To prepare for studying in China as well as for applying for a scholarship there, the young man with a charming smile has attended free training courses in Chinese and self-studied the language which is spoken by one-fifth of the world's population.
"Right from the first year at the Hanoi University of Technology, I bought textbooks, and then installed a Chinese study application on my smartphone to learn Chinese by myself," he said, noting that he is expecting a Chinese scholarship in July.
According to Nam, winning a full scholarship will not only help him study and live in comfort in Beijing, but also save 500-800 yuan (72.5-116 U.S. dollars) a month.
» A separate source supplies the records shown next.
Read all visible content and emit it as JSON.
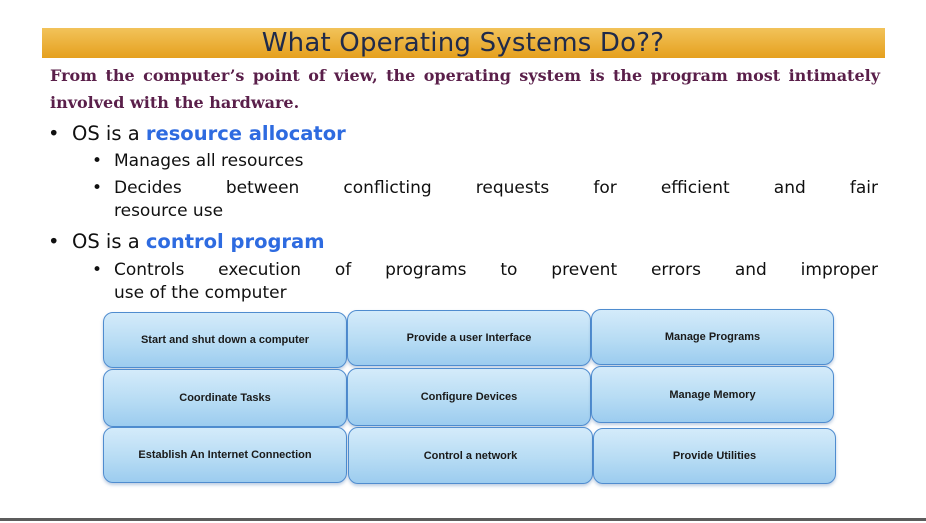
{
  "title": "What Operating Systems Do??",
  "intro": "From the computer’s point of view, the operating system is the program most intimately involved with the hardware.",
  "bullet_glyph": "•",
  "bullets": [
    {
      "prefix": "OS is a ",
      "highlight": "resource allocator"
    },
    {
      "prefix": "OS is a ",
      "highlight": "control program"
    }
  ],
  "subbullets": [
    {
      "line1": "Manages all resources"
    },
    {
      "line1": "Decides between conflicting requests for efficient and fair",
      "line2": "resource use"
    },
    {
      "line1": "Controls execution of programs to prevent errors and improper",
      "line2": "use of the computer"
    }
  ],
  "diagram_boxes": [
    "Start and shut down a computer",
    "Provide a user Interface",
    "Manage Programs",
    "Coordinate Tasks",
    "Configure Devices",
    "Manage Memory",
    "Establish An Internet Connection",
    "Control a network",
    "Provide Utilities"
  ],
  "colors": {
    "title_band": "#e5a01e",
    "title_text": "#1f2a4a",
    "intro_text": "#5a1f4a",
    "highlight": "#2e6be0",
    "box_fill": "#b7dcf4",
    "box_border": "#4f8ccf"
  }
}
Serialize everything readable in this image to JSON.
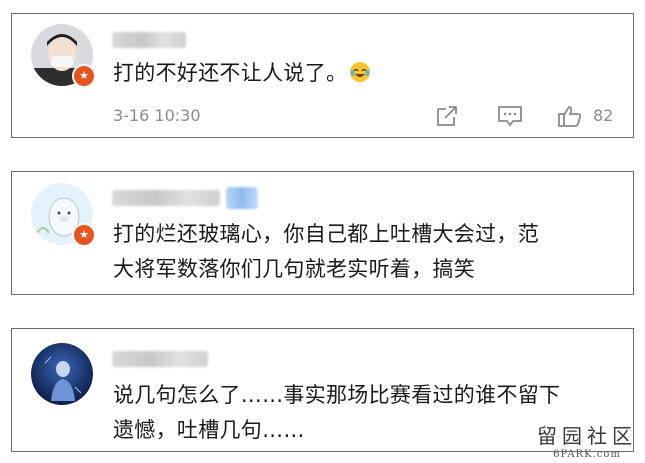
{
  "comments": [
    {
      "text": "打的不好还不让人说了。",
      "emoji": "laughing-tears-emoji",
      "timestamp": "3-16 10:30",
      "likes": "82",
      "badge_icon": "verified-badge-icon"
    },
    {
      "text_line1": "打的烂还玻璃心，你自己都上吐槽大会过，范",
      "text_line2": "大将军数落你们几句就老实听着，搞笑",
      "badge_icon": "verified-badge-icon"
    },
    {
      "text_line1": "说几句怎么了……事实那场比赛看过的谁不留下",
      "text_line2": "遗憾，吐槽几句……"
    }
  ],
  "actions": [
    "share-icon",
    "comment-icon",
    "like-icon"
  ],
  "watermark": {
    "line1": "留园社区",
    "line2": "6PARK.com"
  },
  "colors": {
    "border": "#6b6b6b",
    "meta_text": "#8a8a8a",
    "badge": "#e8541e",
    "body_text": "#1a1a1a"
  }
}
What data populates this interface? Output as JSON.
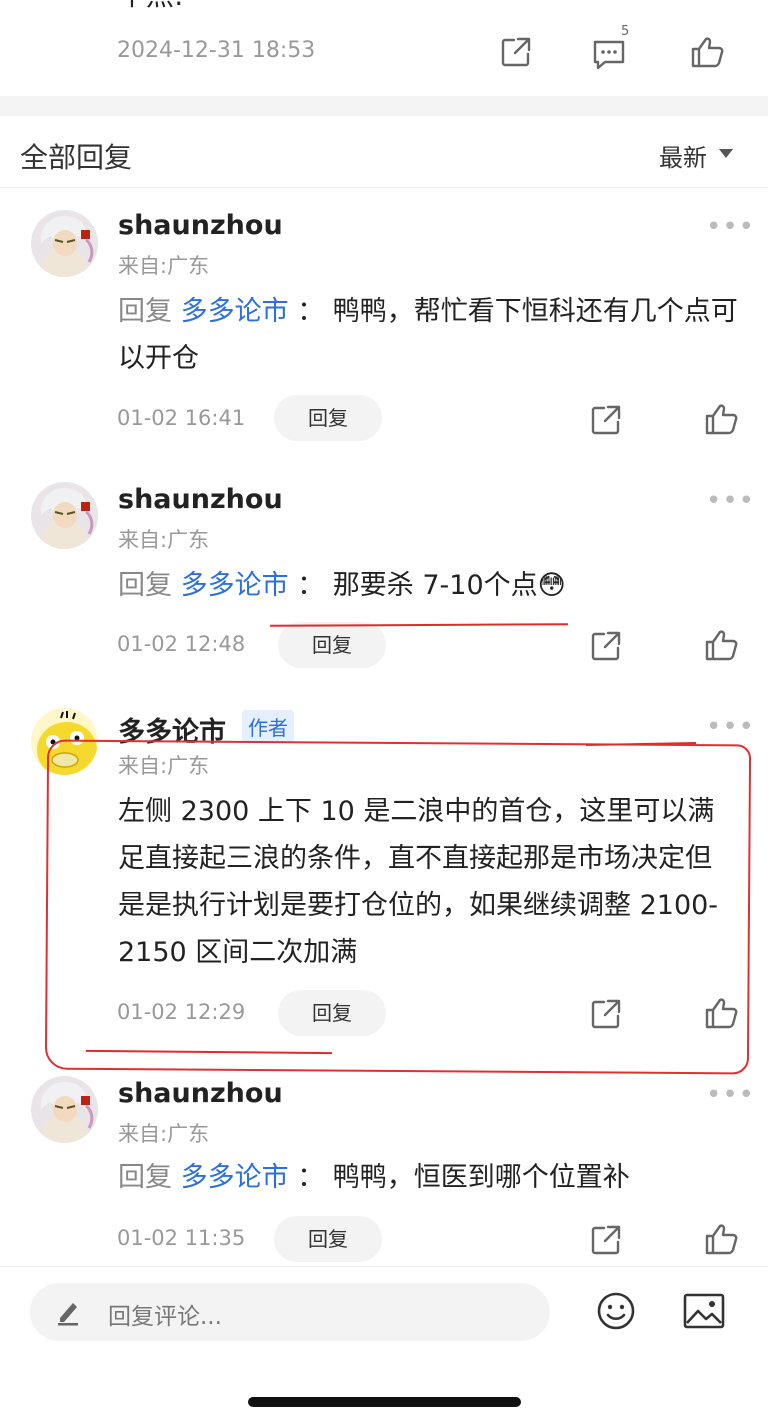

"If I won't receive a scholarship this time as expected, I think my family can afford tuition fees and living expenses in Beijing. And after graduation there, I will recoup my parents' investment in my higher education soon," he said, broadening into a warm smile.
Like Nam, many other local seniors are planning to pursue a master's degree in China and come back to Vietnam, especially their hometowns to bring into play their broadened and deepened knowledge as well as expertise.
Nguyen Ha My, a 21-year-old student at the Foreign Trade University in Hanoi, said she was born in the northern province of Quang Ninh bordering China, so since childhood, she has been familiar with cross-border cultural and economic exchanges.
"I want to enrich my knowledge about international trade, earn an MBA degree in China, and then return to my hometown to work. Quang Ninh will obviously benefit from the increasingly closer friendship and multifaceted cooperation between Vietnam and China," the final-year student told Chinese and Vietnamese officials, students and their parents at the seminar.
At the seminar, Luo Jianbo, dean of the International Cultural Exchange School of Fudan University, said that setting foot in Vietnam, he immediately felt Vietnamese people's enthusiasm for learning Chinese and local authorities in supporting the activity, which demonstrates full vitality and wide application of Chinese study in the country.
Since receiving the first 214 Vietnamese students in 1965, Fudan University has welcomed more and more Vietnamese compatriots, especially youths who are the future of the fine ties between China and Vietnam, he stated.
Xi Hui, minister of the Chinese Embassy in Vietnam, said that in the next five years, China will give Vietnam no less than 1,000 Chinese Government Scholarships and no less than 1,000 International Chinese Language Teachers Scholarships.